For every line in the material, print that line exactly.

● **Data shown**:
##############################

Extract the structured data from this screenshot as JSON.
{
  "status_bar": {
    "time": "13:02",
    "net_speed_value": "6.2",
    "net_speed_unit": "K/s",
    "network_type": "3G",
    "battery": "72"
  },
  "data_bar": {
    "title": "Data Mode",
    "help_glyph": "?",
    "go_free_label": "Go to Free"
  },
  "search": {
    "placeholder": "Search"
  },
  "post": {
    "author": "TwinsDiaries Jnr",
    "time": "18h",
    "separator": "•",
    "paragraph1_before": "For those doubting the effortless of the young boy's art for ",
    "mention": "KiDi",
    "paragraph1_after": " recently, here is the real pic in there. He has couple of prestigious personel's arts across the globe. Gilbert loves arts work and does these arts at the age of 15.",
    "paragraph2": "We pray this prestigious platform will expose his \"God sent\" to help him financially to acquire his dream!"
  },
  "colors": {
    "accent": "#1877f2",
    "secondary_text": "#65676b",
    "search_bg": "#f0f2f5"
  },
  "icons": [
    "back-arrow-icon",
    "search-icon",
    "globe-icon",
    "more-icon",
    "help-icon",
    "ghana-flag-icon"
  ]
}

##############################

● **Response area**:
Extract the structured data from this screenshot as JSON.
{
  "status_bar": {
    "time": "13:02",
    "net_speed_value": "6.2",
    "net_speed_unit": "K/s",
    "network_type": "3G",
    "battery": "72"
  },
  "data_bar": {
    "title": "Data Mode",
    "help_glyph": "?",
    "go_free_label": "Go to Free"
  },
  "search": {
    "placeholder": "Search"
  },
  "post": {
    "author": "TwinsDiaries Jnr",
    "time": "18h",
    "separator": "•",
    "paragraph1_before": "For those doubting the effortless of the young boy's art for ",
    "mention": "KiDi",
    "paragraph1_after": " recently, here is the real pic in there. He has couple of prestigious personel's arts across the globe. Gilbert loves arts work and does these arts at the age of 15.",
    "paragraph2": "We pray this prestigious platform will expose his \"God sent\" to help him financially to acquire his dream!"
  },
  "colors": {
    "accent": "#1877f2",
    "secondary_text": "#65676b",
    "search_bg": "#f0f2f5"
  },
  "icons": [
    "back-arrow-icon",
    "search-icon",
    "globe-icon",
    "more-icon",
    "help-icon",
    "ghana-flag-icon"
  ]
}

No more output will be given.